In the spring of 2006, Rachel Cusk and her husband decided to take their two small daughters out of school and spend three months, a season, exploring Italy. She felt too settled, too comfortable, and if her friends wondered at what seemed like a curse of restlessness, what frightened her more was the opposite, ‘knowing something in its entirety’, and coming to the end of that knowing. ‘Go we must’, she decided, and ‘go we would’.
Italy which had so pleased D. H. Lawrence, one of the writers and travellers she returns to on her journey — Italy, said Lawrence, was tender ‘like cooked macaroni — yards and yards of soft tenderness, ravelled round everything’ — seemed to offer the perfect mix of art and history. Cusk and her husband packed their car with books, clothes and a few games and toys, and set off across the Channel on a freezing spring dawn. From the first, she was extremely conscious of the need to blend in with her new surroundings, to ‘gain some foliage, some camouflage’.
They had one fixed destination, a house rented for a few weeks not far from Sansepolcro in Tuscany. For the rest, it was a question of wandering and discovering. Having crossed France, they entered Italy through the tunnels from Ventimiglia, paused in the Garfagnana, from where a whole community had once migrated to Scotland, visited Lucca, and drove around the quarried mountains of Carrara. Later they would stop in Assisi, Arezzo, Florence, and, in the growing heat of early summer, drive down to Rome, Naples and Pompeii. Sometimes they stayed in small hotels; sometimes they camped. The Last Supper is both an essay on the artists whose pictures they looked at, and a disquisition on the art of travelling itself. ‘I wish I knew better’, writes Cusk several times, in different words, ‘how to tell the difference between the good and the bad, the truth and the imitation. I wish I could learn how to read the structure of life as weathermen read the structure of clouds, where the future must be written, if you knew what to look for.’

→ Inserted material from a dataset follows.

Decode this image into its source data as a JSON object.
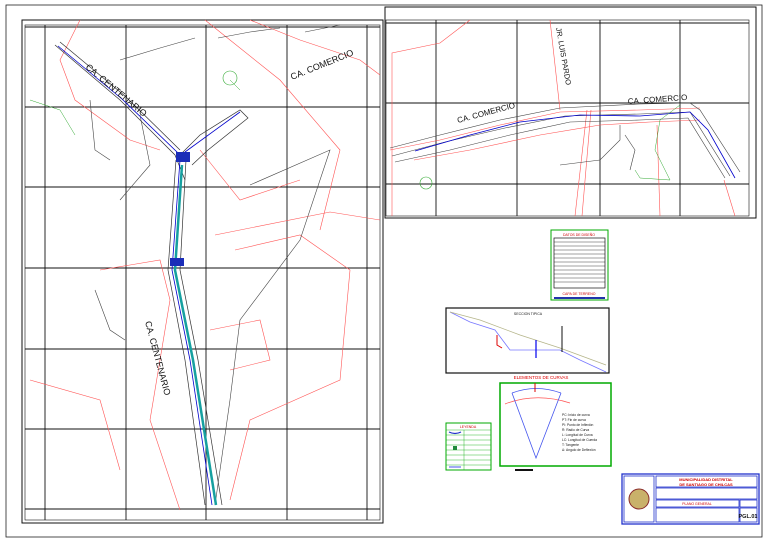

The weeks settled in their house in Tuscany provided the family with a taste of expatriate life, as they found themselves drawn into tennis parties and meals in local trattorias by somewhat avid but helpful local settlers. ‘It is not fitting’, observes Cusk, ‘not what we have come for, to wallow in the murky tank of Englishness, feeding and drifting with our own kind in their glass prison’. They are not sorry to move on, though they were fortunate to have found a house so close to Piero della Francesca’s ‘Madonna del Parto’, in its new home in the old schoolroom of Monterchi. At every stage, and particularly during the many visits to art galleries, the children appear to have been extremely forbearing.
The black and white photographs, dropped into the pages, suit the text’s measured pace. They add to the feeling that Cusk’s Italy is a pleasingly old-fashioned country, and that it is still possible to avoid the ravages of mass tourism and Berlusconi and his many hectic and appalling television channels. Dense, sometimes too dense, too richly and precisely written, The Last Supper is like a series of perfectly lit scenes in a Dutch painting, every leaf and thatched roof minutely and delicately observed.
This article first appeared in the print edition of The Spectator magazine, dated February 7, 2009Tags: Diary, Non-fiction, Travel